To assess long-term oncologic outcomes of robotic-assisted liver resection (RLR) for colorectal cancer (CRC) metastases as compared to a propensity-matched cohort of laparoscopic liver resections (LLR). Although safety and short-term outcomes of RLR have been described and previously compared to LLR, long-term and oncologic data are lacking.
A retrospective study was performed of all patients who underwent RLR and LLR for CRC metastases at six high-volume centers in the USA and Europe between 2002 and 2017. Propensity matching was used to match baseline characteristics between the two groups. Data were analyzed with a focus on postoperative and oncologic outcomes, as well as long-term recurrence and survival.

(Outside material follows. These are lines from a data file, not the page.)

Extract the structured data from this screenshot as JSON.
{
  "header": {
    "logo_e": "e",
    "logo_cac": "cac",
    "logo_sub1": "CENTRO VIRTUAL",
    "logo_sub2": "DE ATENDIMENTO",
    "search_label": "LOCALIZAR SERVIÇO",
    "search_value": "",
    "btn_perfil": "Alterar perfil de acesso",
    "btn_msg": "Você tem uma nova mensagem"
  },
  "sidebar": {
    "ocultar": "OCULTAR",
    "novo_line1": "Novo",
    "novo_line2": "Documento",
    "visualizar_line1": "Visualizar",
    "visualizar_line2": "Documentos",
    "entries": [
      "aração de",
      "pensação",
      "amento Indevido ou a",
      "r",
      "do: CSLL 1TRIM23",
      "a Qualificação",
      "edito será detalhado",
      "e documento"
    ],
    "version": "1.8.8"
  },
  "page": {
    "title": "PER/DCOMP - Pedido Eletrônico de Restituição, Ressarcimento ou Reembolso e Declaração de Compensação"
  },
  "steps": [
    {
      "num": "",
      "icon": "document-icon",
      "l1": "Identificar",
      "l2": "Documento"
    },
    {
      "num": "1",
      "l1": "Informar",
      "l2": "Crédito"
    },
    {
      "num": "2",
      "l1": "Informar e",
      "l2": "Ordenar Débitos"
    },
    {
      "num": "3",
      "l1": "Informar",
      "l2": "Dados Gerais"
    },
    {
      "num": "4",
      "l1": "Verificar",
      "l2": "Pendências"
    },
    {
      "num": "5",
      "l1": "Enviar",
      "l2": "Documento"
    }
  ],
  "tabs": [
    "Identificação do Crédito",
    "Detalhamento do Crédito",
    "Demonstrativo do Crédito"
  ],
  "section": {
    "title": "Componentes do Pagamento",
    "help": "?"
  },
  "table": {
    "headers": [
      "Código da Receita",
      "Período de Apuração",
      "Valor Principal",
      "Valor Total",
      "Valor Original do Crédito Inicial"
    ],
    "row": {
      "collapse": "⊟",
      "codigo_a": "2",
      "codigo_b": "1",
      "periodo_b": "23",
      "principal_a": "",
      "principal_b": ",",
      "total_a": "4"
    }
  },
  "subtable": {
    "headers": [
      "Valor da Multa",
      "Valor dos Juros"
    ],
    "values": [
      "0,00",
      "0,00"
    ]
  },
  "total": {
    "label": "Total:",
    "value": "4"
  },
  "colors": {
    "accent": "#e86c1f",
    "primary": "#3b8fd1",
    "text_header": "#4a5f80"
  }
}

RLR was performed in 115 patients, and 514 patients underwent LLR. Following propensity matching 115 patients in each cohort were compared. Perioperative outcomes including mortality, morbidity, reoperation, readmission, intensive care requirement, length-of-stay and margin status were not statistically different. Both prematching and postmatching analyses demonstrated similar overall survival (OS) and disease-free survival (DFS) between RLR and LLR at 5 years (61 vs. 60% OS, p = 0.87, and 38 vs. 31% DFS, p = 0.25, prematching; 61 vs. 60% OS, p = 0.78, and 38 vs. 44% DFS, p = 0.62, postmatching).
Propensity score matching with a large, multicenter database demonstrates that RLR for colorectal metastases is feasible and safe, with perioperative and long-term oncologic outcomes and survival that are largely comparable to LLR.